INSTRUCTIONS FOR THE TASK: Retrieve all lines below that have the string "Shift".

DATASET RECORDS:

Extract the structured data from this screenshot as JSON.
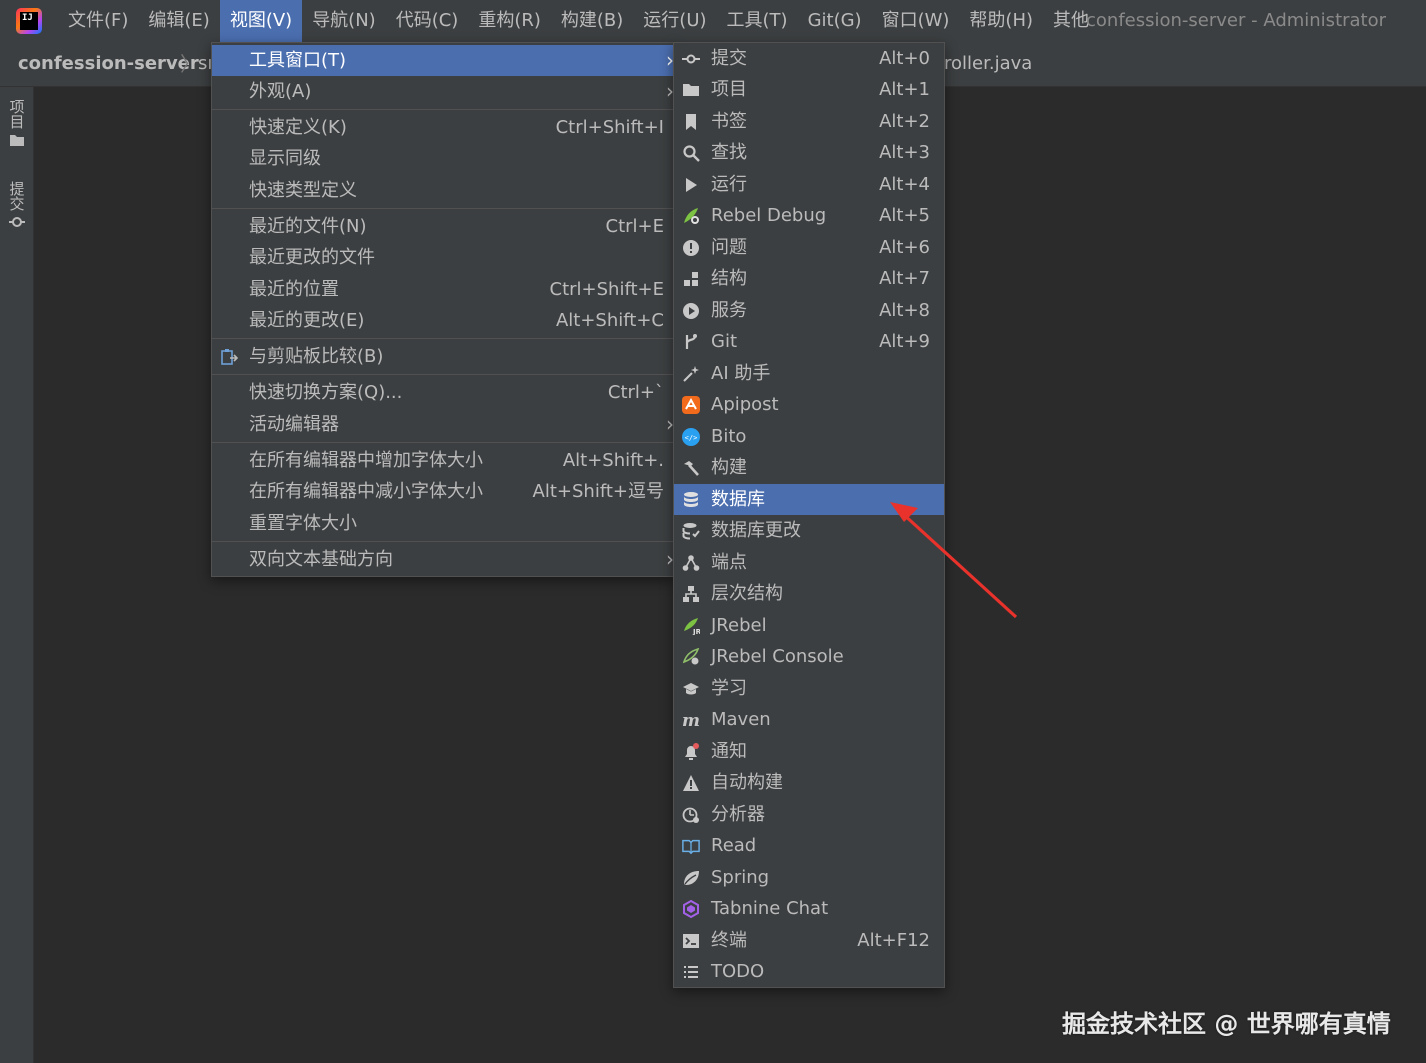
{
  "menubar": {
    "items": [
      {
        "label": "文件(F)"
      },
      {
        "label": "编辑(E)"
      },
      {
        "label": "视图(V)"
      },
      {
        "label": "导航(N)"
      },
      {
        "label": "代码(C)"
      },
      {
        "label": "重构(R)"
      },
      {
        "label": "构建(B)"
      },
      {
        "label": "运行(U)"
      },
      {
        "label": "工具(T)"
      },
      {
        "label": "Git(G)"
      },
      {
        "label": "窗口(W)"
      },
      {
        "label": "帮助(H)"
      },
      {
        "label": "其他"
      }
    ],
    "window_title": "confession-server - Administrator"
  },
  "navbar": {
    "project": "confession-server",
    "next_crumb": "sı",
    "editor_tab_fragment": "roller.java"
  },
  "tool_stripe": {
    "project_label": "项目",
    "commit_label": "提交"
  },
  "view_menu": {
    "items": [
      {
        "label": "工具窗口(T)",
        "shortcut": "",
        "submenu": true
      },
      {
        "label": "外观(A)",
        "shortcut": "",
        "submenu": true
      },
      {
        "label": "快速定义(K)",
        "shortcut": "Ctrl+Shift+I"
      },
      {
        "label": "显示同级",
        "shortcut": ""
      },
      {
        "label": "快速类型定义",
        "shortcut": ""
      },
      {
        "label": "最近的文件(N)",
        "shortcut": "Ctrl+E"
      },
      {
        "label": "最近更改的文件",
        "shortcut": ""
      },
      {
        "label": "最近的位置",
        "shortcut": "Ctrl+Shift+E"
      },
      {
        "label": "最近的更改(E)",
        "shortcut": "Alt+Shift+C"
      },
      {
        "label": "与剪贴板比较(B)",
        "shortcut": ""
      },
      {
        "label": "快速切换方案(Q)...",
        "shortcut": "Ctrl+`"
      },
      {
        "label": "活动编辑器",
        "shortcut": "",
        "submenu": true
      },
      {
        "label": "在所有编辑器中增加字体大小",
        "shortcut": "Alt+Shift+."
      },
      {
        "label": "在所有编辑器中减小字体大小",
        "shortcut": "Alt+Shift+逗号"
      },
      {
        "label": "重置字体大小",
        "shortcut": ""
      },
      {
        "label": "双向文本基础方向",
        "shortcut": "",
        "submenu": true
      }
    ]
  },
  "tool_menu": {
    "items": [
      {
        "label": "提交",
        "shortcut": "Alt+0",
        "icon": "commit-icon"
      },
      {
        "label": "项目",
        "shortcut": "Alt+1",
        "icon": "folder-icon"
      },
      {
        "label": "书签",
        "shortcut": "Alt+2",
        "icon": "bookmark-icon"
      },
      {
        "label": "查找",
        "shortcut": "Alt+3",
        "icon": "search-icon"
      },
      {
        "label": "运行",
        "shortcut": "Alt+4",
        "icon": "run-icon"
      },
      {
        "label": "Rebel Debug",
        "shortcut": "Alt+5",
        "icon": "jrebel-debug-icon"
      },
      {
        "label": "问题",
        "shortcut": "Alt+6",
        "icon": "problems-icon"
      },
      {
        "label": "结构",
        "shortcut": "Alt+7",
        "icon": "structure-icon"
      },
      {
        "label": "服务",
        "shortcut": "Alt+8",
        "icon": "services-icon"
      },
      {
        "label": "Git",
        "shortcut": "Alt+9",
        "icon": "git-branch-icon"
      },
      {
        "label": "AI 助手",
        "shortcut": "",
        "icon": "ai-sparkle-icon"
      },
      {
        "label": "Apipost",
        "shortcut": "",
        "icon": "apipost-icon"
      },
      {
        "label": "Bito",
        "shortcut": "",
        "icon": "bito-icon"
      },
      {
        "label": "构建",
        "shortcut": "",
        "icon": "hammer-icon"
      },
      {
        "label": "数据库",
        "shortcut": "",
        "icon": "database-icon"
      },
      {
        "label": "数据库更改",
        "shortcut": "",
        "icon": "database-changes-icon"
      },
      {
        "label": "端点",
        "shortcut": "",
        "icon": "endpoints-icon"
      },
      {
        "label": "层次结构",
        "shortcut": "",
        "icon": "hierarchy-icon"
      },
      {
        "label": "JRebel",
        "shortcut": "",
        "icon": "jrebel-icon"
      },
      {
        "label": "JRebel Console",
        "shortcut": "",
        "icon": "jrebel-console-icon"
      },
      {
        "label": "学习",
        "shortcut": "",
        "icon": "learn-cap-icon"
      },
      {
        "label": "Maven",
        "shortcut": "",
        "icon": "maven-icon"
      },
      {
        "label": "通知",
        "shortcut": "",
        "icon": "notification-bell-icon"
      },
      {
        "label": "自动构建",
        "shortcut": "",
        "icon": "warning-triangle-icon"
      },
      {
        "label": "分析器",
        "shortcut": "",
        "icon": "profiler-icon"
      },
      {
        "label": "Read",
        "shortcut": "",
        "icon": "book-icon"
      },
      {
        "label": "Spring",
        "shortcut": "",
        "icon": "spring-leaf-icon"
      },
      {
        "label": "Tabnine Chat",
        "shortcut": "",
        "icon": "tabnine-icon"
      },
      {
        "label": "终端",
        "shortcut": "Alt+F12",
        "icon": "terminal-icon"
      },
      {
        "label": "TODO",
        "shortcut": "",
        "icon": "todo-list-icon"
      }
    ]
  },
  "watermark": "掘金技术社区 @ 世界哪有真情",
  "colors": {
    "background": "#2b2b2b",
    "chrome": "#3c3f41",
    "highlight": "#4b6eaf",
    "annotation_arrow": "#e8322b"
  }
}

SOLUTION TO THIS PROBLEM:
        "shortcut": "Ctrl+Shift+I"
        "shortcut": "Ctrl+Shift+E"
        "shortcut": "Alt+Shift+C"
        "shortcut": "Alt+Shift+."
        "shortcut": "Alt+Shift+逗号"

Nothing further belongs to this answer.